• [What you are asked to do]: From first line to last, write out the data precisely as shown.

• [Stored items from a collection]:
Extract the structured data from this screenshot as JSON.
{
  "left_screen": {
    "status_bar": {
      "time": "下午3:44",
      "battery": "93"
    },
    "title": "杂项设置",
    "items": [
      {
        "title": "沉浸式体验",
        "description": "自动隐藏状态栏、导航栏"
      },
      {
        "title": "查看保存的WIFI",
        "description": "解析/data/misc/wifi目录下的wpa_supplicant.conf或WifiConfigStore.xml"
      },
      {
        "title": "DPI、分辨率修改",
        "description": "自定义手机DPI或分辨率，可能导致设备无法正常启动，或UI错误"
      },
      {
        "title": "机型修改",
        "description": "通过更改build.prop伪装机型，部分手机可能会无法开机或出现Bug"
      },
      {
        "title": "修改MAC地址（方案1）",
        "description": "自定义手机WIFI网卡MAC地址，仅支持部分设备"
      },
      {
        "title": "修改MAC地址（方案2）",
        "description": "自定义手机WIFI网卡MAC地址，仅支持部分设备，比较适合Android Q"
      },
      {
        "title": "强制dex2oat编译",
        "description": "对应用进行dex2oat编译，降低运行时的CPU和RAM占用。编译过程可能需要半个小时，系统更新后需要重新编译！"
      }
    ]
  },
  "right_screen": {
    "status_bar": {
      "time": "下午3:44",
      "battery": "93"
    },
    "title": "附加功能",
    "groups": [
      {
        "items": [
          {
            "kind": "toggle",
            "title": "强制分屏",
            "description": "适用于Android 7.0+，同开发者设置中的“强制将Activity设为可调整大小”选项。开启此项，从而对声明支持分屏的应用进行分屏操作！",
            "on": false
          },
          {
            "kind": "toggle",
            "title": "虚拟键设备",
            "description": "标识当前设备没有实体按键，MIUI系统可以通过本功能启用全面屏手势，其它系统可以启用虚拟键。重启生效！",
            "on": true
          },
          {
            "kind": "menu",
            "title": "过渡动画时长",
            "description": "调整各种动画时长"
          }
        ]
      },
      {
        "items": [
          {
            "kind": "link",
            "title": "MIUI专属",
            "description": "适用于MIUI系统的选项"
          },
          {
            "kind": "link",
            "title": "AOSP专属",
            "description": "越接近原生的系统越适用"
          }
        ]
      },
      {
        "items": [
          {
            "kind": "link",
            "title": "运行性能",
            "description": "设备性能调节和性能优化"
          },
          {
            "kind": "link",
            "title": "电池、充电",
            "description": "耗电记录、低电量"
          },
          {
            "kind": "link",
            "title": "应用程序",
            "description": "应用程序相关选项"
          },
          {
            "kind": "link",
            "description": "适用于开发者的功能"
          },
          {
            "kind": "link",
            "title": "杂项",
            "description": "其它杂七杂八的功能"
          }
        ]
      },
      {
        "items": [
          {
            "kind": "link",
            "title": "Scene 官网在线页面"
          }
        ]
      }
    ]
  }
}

• [Response box]:
Extract the structured data from this screenshot as JSON.
{
  "left_screen": {
    "status_bar": {
      "time": "下午3:44",
      "battery": "93"
    },
    "title": "杂项设置",
    "items": [
      {
        "title": "沉浸式体验",
        "description": "自动隐藏状态栏、导航栏"
      },
      {
        "title": "查看保存的WIFI",
        "description": "解析/data/misc/wifi目录下的wpa_supplicant.conf或WifiConfigStore.xml"
      },
      {
        "title": "DPI、分辨率修改",
        "description": "自定义手机DPI或分辨率，可能导致设备无法正常启动，或UI错误"
      },
      {
        "title": "机型修改",
        "description": "通过更改build.prop伪装机型，部分手机可能会无法开机或出现Bug"
      },
      {
        "title": "修改MAC地址（方案1）",
        "description": "自定义手机WIFI网卡MAC地址，仅支持部分设备"
      },
      {
        "title": "修改MAC地址（方案2）",
        "description": "自定义手机WIFI网卡MAC地址，仅支持部分设备，比较适合Android Q"
      },
      {
        "title": "强制dex2oat编译",
        "description": "对应用进行dex2oat编译，降低运行时的CPU和RAM占用。编译过程可能需要半个小时，系统更新后需要重新编译！"
      }
    ]
  },
  "right_screen": {
    "status_bar": {
      "time": "下午3:44",
      "battery": "93"
    },
    "title": "附加功能",
    "groups": [
      {
        "items": [
          {
            "kind": "toggle",
            "title": "强制分屏",
            "description": "适用于Android 7.0+，同开发者设置中的“强制将Activity设为可调整大小”选项。开启此项，从而对声明支持分屏的应用进行分屏操作！",
            "on": false
          },
          {
            "kind": "toggle",
            "title": "虚拟键设备",
            "description": "标识当前设备没有实体按键，MIUI系统可以通过本功能启用全面屏手势，其它系统可以启用虚拟键。重启生效！",
            "on": true
          },
          {
            "kind": "menu",
            "title": "过渡动画时长",
            "description": "调整各种动画时长"
          }
        ]
      },
      {
        "items": [
          {
            "kind": "link",
            "title": "MIUI专属",
            "description": "适用于MIUI系统的选项"
          },
          {
            "kind": "link",
            "title": "AOSP专属",
            "description": "越接近原生的系统越适用"
          }
        ]
      },
      {
        "items": [
          {
            "kind": "link",
            "title": "运行性能",
            "description": "设备性能调节和性能优化"
          },
          {
            "kind": "link",
            "title": "电池、充电",
            "description": "耗电记录、低电量"
          },
          {
            "kind": "link",
            "title": "应用程序",
            "description": "应用程序相关选项"
          },
          {
            "kind": "link",
            "description": "适用于开发者的功能"
          },
          {
            "kind": "link",
            "title": "杂项",
            "description": "其它杂七杂八的功能"
          }
        ]
      },
      {
        "items": [
          {
            "kind": "link",
            "title": "Scene 官网在线页面"
          }
        ]
      }
    ]
  }
}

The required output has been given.